The motor control that a child has with scissors, like all fine motor skills, develops as they grow older.
Generally I find that the below progression holds true.
|2 ½ years||Snip|
|3 years||Cut forward|
|3 ½ years||Cut straight line|
|4 years||Cut around corners|
|4 ½ years||Cut curved lines|
|5 years||Abstract shapes|
While children will develop these skills over time, scissor skills are not fully developed until they are 5 or 6 years old. Scissor skills are quite difficult to master as strong wrist and hand muscles are necessary to open and close the scissors.
What is the correct scissor hold?
The thumb should be placed in the top loop and the index and middle finger in the bottom loop. Alternatively the index finger can be used as a support on the outside of the bottom loop.
TIP: I like to draw a small smiley face on the top/ knuckle of the thumb as a constant reminder that the thumb stays in the top loop of the scissors.
The essential skills for scissor use that should be addressed in any activity are:
- Closing and opening the hand
- Using the hands together with the leading hand holding the scissors and the helping hand supporting the paper
- Isolating thumb, index and middle finger movements
- Coordinating arm, hand and eye movements
- Stabilization of joints (wrist, shoulder, elbow) so the scissors are controlled.
When undertaking scissor skills exercises, encourage children to use their preferred hand to hold the scissors. This may involve experimenting until they establish a preferred hand.
The preferred hand is assisted by their helping hand to turn the paper. While cutting away from the body, children need to use the thumb of the helping hand on the top of the paper.
Ideas for starting out
To develop all of the above skills required for scissor use a variety of other fun activities can be used as well.
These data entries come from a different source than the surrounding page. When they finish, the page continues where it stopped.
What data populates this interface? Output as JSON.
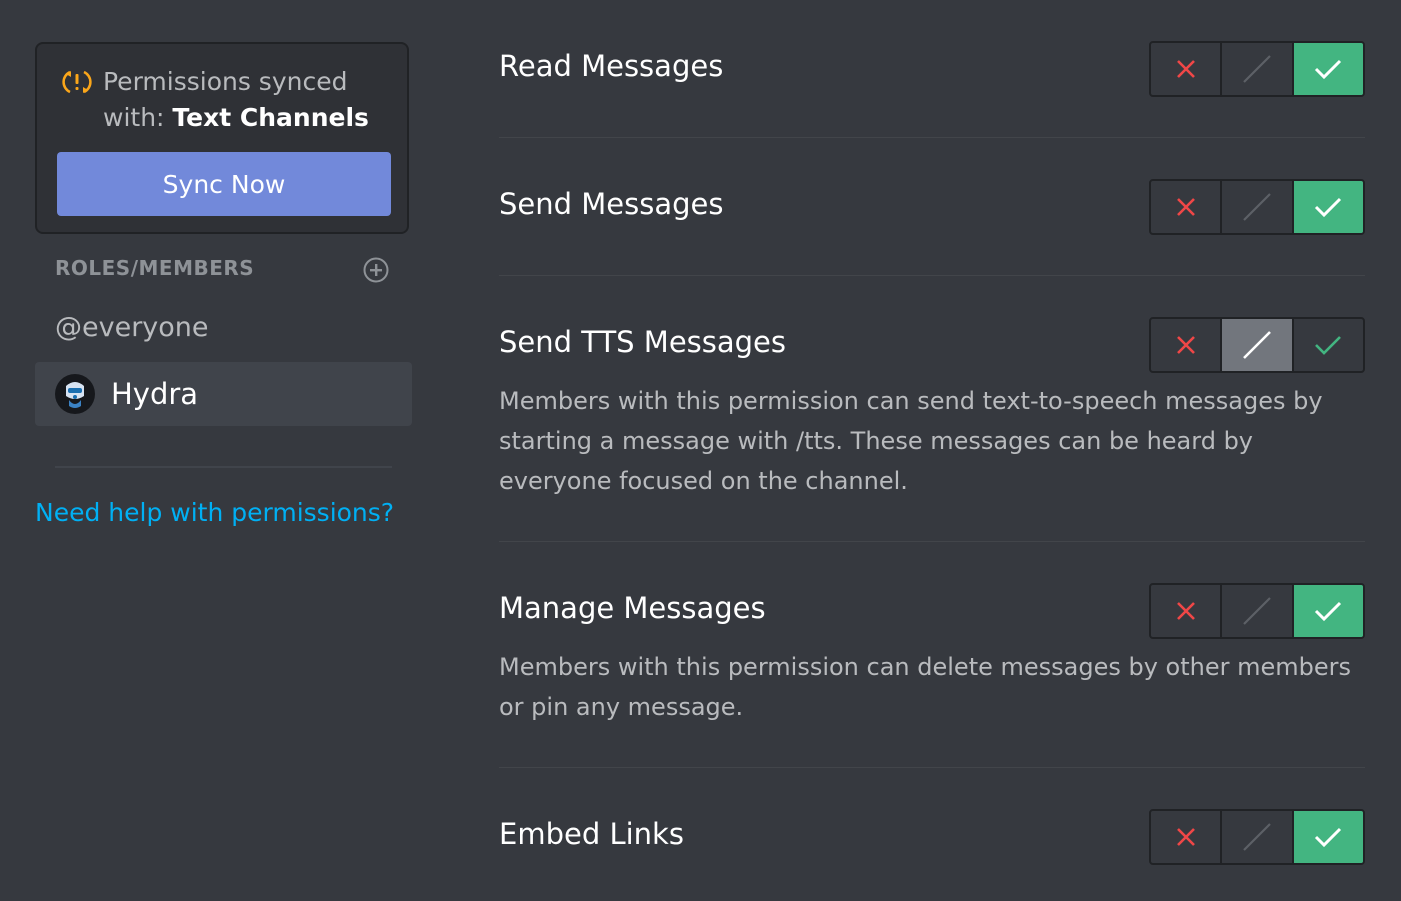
{
  "sync_card": {
    "text_prefix": "Permissions synced with:",
    "channel_name": "Text Channels",
    "button_label": "Sync Now",
    "icon": "sync-warning-icon"
  },
  "roles": {
    "header": "ROLES/MEMBERS",
    "add_icon": "add-circle-icon",
    "items": [
      {
        "label": "@everyone",
        "selected": false
      },
      {
        "label": "Hydra",
        "selected": true,
        "icon": "hydra-avatar"
      }
    ]
  },
  "help_link": "Need help with permissions?",
  "permissions": [
    {
      "title": "Read Messages",
      "description": "",
      "state": "allow"
    },
    {
      "title": "Send Messages",
      "description": "",
      "state": "allow"
    },
    {
      "title": "Send TTS Messages",
      "description": "Members with this permission can send text-to-speech messages by starting a message with /tts. These messages can be heard by everyone focused on the channel.",
      "state": "neutral"
    },
    {
      "title": "Manage Messages",
      "description": "Members with this permission can delete messages by other members or pin any message.",
      "state": "allow"
    },
    {
      "title": "Embed Links",
      "description": "",
      "state": "allow"
    }
  ],
  "colors": {
    "background": "#36393f",
    "card": "#2f3136",
    "accent_blurple": "#7289da",
    "allow_green": "#43b581",
    "deny_red": "#f04747",
    "neutral_gray": "#72767d",
    "link_blue": "#00b0f4"
  }
}
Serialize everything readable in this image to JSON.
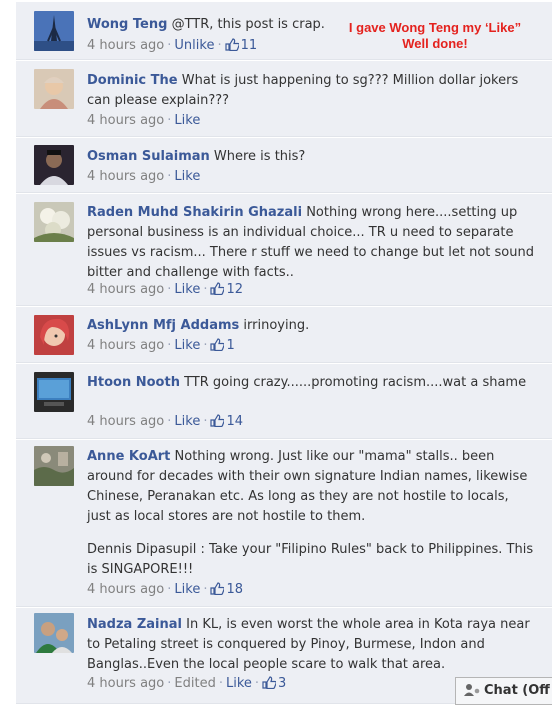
{
  "comments": [
    {
      "author": "Wong Teng",
      "text": "@TTR, this post is crap.",
      "time": "4 hours ago",
      "edited": "",
      "action": "Unlike",
      "likes": "11"
    },
    {
      "author": "Dominic The",
      "text": "What is just happening to sg??? Million dollar jokers can please explain???",
      "time": "4 hours ago",
      "edited": "",
      "action": "Like",
      "likes": ""
    },
    {
      "author": "Osman Sulaiman",
      "text": "Where is this?",
      "time": "4 hours ago",
      "edited": "",
      "action": "Like",
      "likes": ""
    },
    {
      "author": "Raden Muhd Shakirin Ghazali",
      "text": "Nothing wrong here....setting up personal business is an individual choice... TR u need to separate issues vs racism... There r stuff we need to change but let not sound bitter and challenge with facts..",
      "time": "4 hours ago",
      "edited": "",
      "action": "Like",
      "likes": "12"
    },
    {
      "author": "AshLynn Mfj Addams",
      "text": "irrinoying.",
      "time": "4 hours ago",
      "edited": "",
      "action": "Like",
      "likes": "1"
    },
    {
      "author": "Htoon Nooth",
      "text": "TTR going crazy......promoting racism....wat a shame",
      "time": "4 hours ago",
      "edited": "",
      "action": "Like",
      "likes": "14"
    },
    {
      "author": "Anne KoArt",
      "text": "Nothing wrong. Just like our \"mama\" stalls.. been around for decades with their own signature Indian names, likewise Chinese, Peranakan etc. As long as they are not hostile to locals, just as local stores are not hostile to them.",
      "text2": "Dennis Dipasupil : Take your \"Filipino Rules\" back to Philippines. This is SINGAPORE!!!",
      "time": "4 hours ago",
      "edited": "",
      "action": "Like",
      "likes": "18"
    },
    {
      "author": "Nadza Zainal",
      "text": "In KL, is even worst the whole area in Kota raya near to Petaling street is conquered by Pinoy, Burmese, Indon and Banglas..Even the local people scare to walk that area.",
      "time": "4 hours ago",
      "edited": "Edited",
      "action": "Like",
      "likes": "3"
    }
  ],
  "annotation": {
    "line1": "I gave Wong Teng my ‘Like”",
    "line2": "Well done!"
  },
  "chat": {
    "label": "Chat (Off"
  },
  "colors": {
    "author_link": "#3b5998",
    "comment_bg": "#edeff4",
    "annotation": "#e4221e"
  },
  "icons": [
    "thumbs-up-icon",
    "chat-person-icon"
  ]
}
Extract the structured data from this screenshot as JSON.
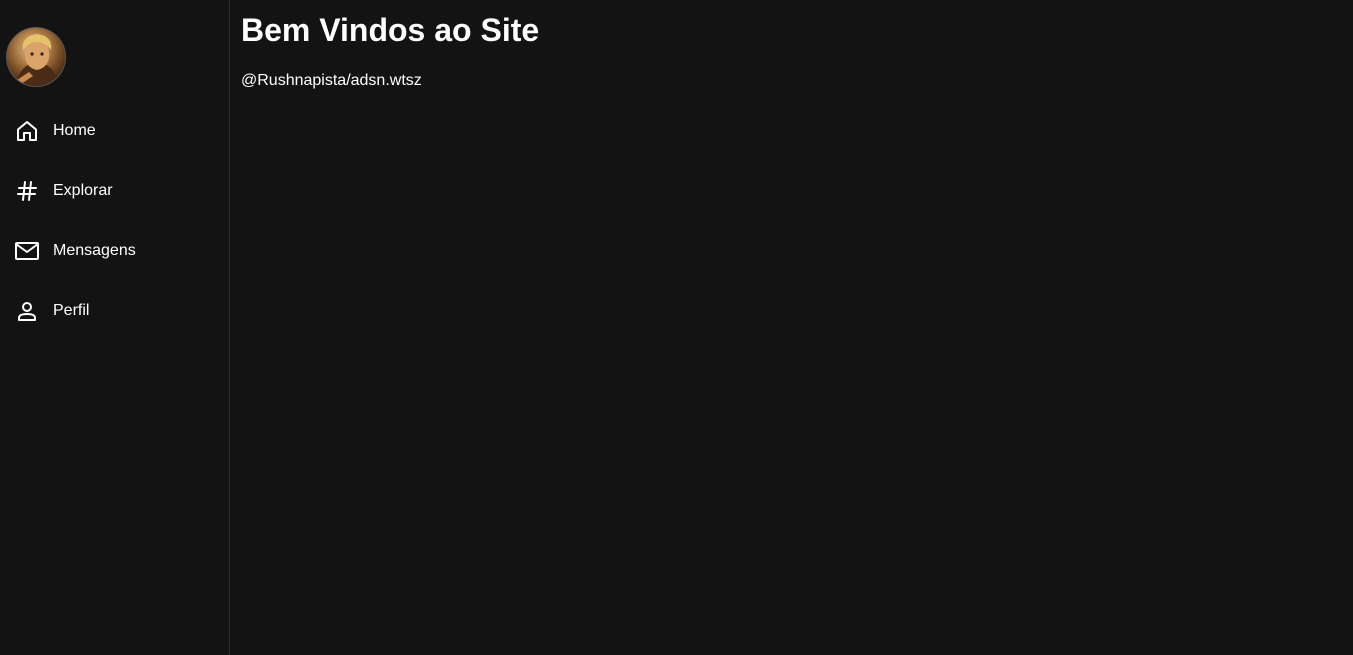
{
  "sidebar": {
    "items": [
      {
        "label": "Home",
        "icon": "home-icon"
      },
      {
        "label": "Explorar",
        "icon": "hashtag-icon"
      },
      {
        "label": "Mensagens",
        "icon": "mail-icon"
      },
      {
        "label": "Perfil",
        "icon": "user-icon"
      }
    ]
  },
  "main": {
    "title": "Bem Vindos ao Site",
    "handle": "@Rushnapista/adsn.wtsz"
  },
  "colors": {
    "background": "#131313",
    "text": "#ffffff",
    "divider": "#2f2f2f"
  }
}
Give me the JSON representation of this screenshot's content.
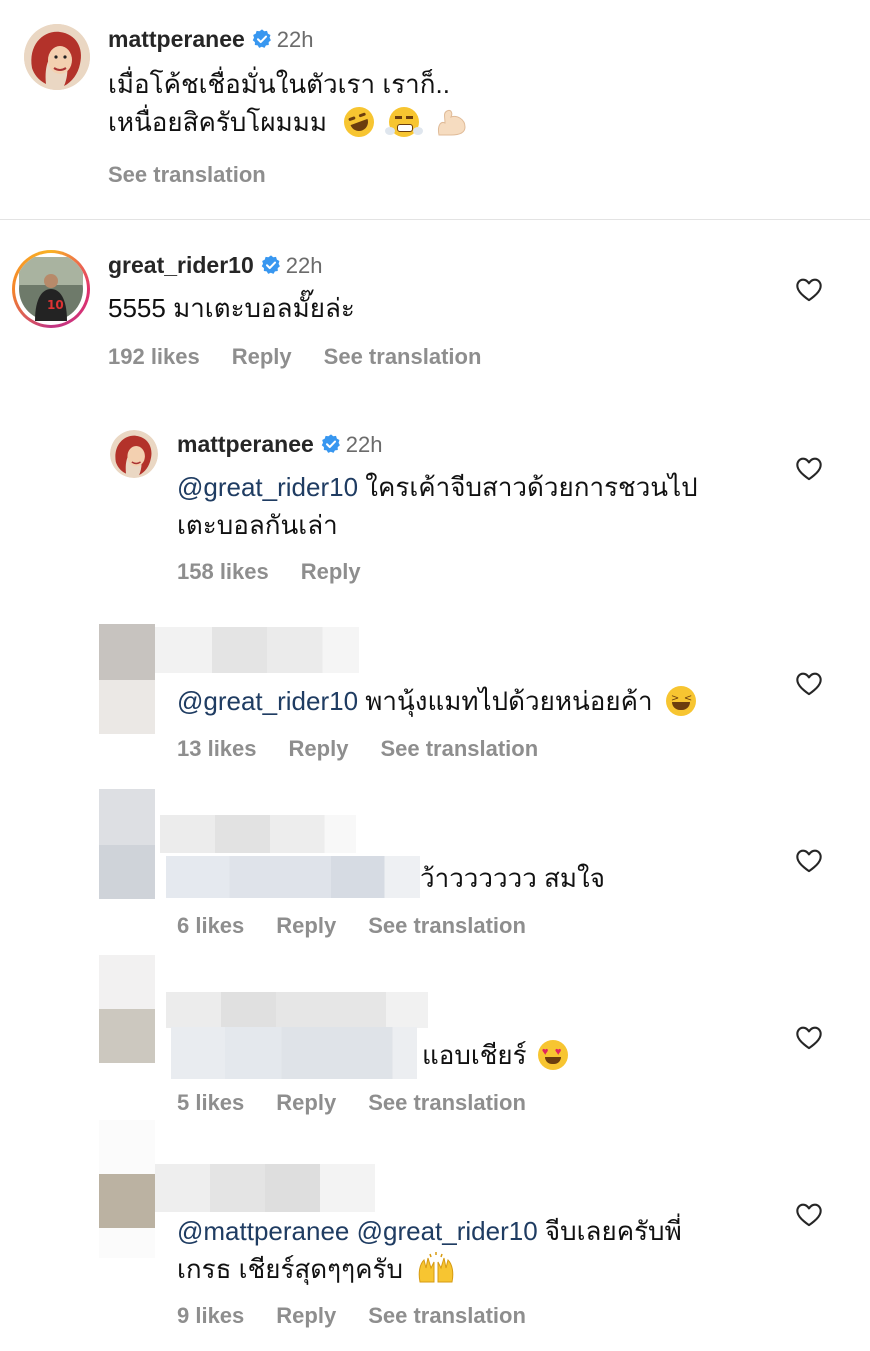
{
  "icons": {
    "verified": "verified-badge-icon",
    "heart": "heart-outline-icon"
  },
  "colors": {
    "mention": "#1f3c62",
    "meta": "#8e8e8e",
    "verified": "#3897f0"
  },
  "caption": {
    "username": "mattperanee",
    "time": "22h",
    "line1": "เมื่อโค้ชเชื่อมั่นในตัวเรา เราก็..",
    "line2": "เหนื่อยสิครับโผมมม",
    "see_translation": "See translation"
  },
  "comments": [
    {
      "username": "great_rider10",
      "time": "22h",
      "text": "5555 มาเตะบอลมั๊ยล่ะ",
      "likes": "192 likes",
      "reply": "Reply",
      "see_translation": "See translation"
    }
  ],
  "replies": [
    {
      "username": "mattperanee",
      "time": "22h",
      "mention": "@great_rider10",
      "text_line1": " ใครเค้าจีบสาวด้วยการชวนไป",
      "text_line2": "เตะบอลกันเล่า",
      "likes": "158 likes",
      "reply": "Reply"
    },
    {
      "mention": "@great_rider10",
      "text": " พานุ้งแมทไปด้วยหน่อยค้า",
      "likes": "13 likes",
      "reply": "Reply",
      "see_translation": "See translation"
    },
    {
      "text": "ว้าวววววว สมใจ",
      "likes": "6 likes",
      "reply": "Reply",
      "see_translation": "See translation"
    },
    {
      "text": "แอบเชียร์",
      "likes": "5 likes",
      "reply": "Reply",
      "see_translation": "See translation"
    },
    {
      "mention1": "@mattperanee",
      "mention2": "@great_rider10",
      "text_line1": " จีบเลยครับพี่",
      "text_line2": "เกรธ เชียร์สุดๆๆครับ",
      "likes": "9 likes",
      "reply": "Reply",
      "see_translation": "See translation"
    }
  ]
}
Some of my favorite alternate tools that promote the same skills are:
- Spray bottles
- Hole punch
- Water pistol
- Play dough, and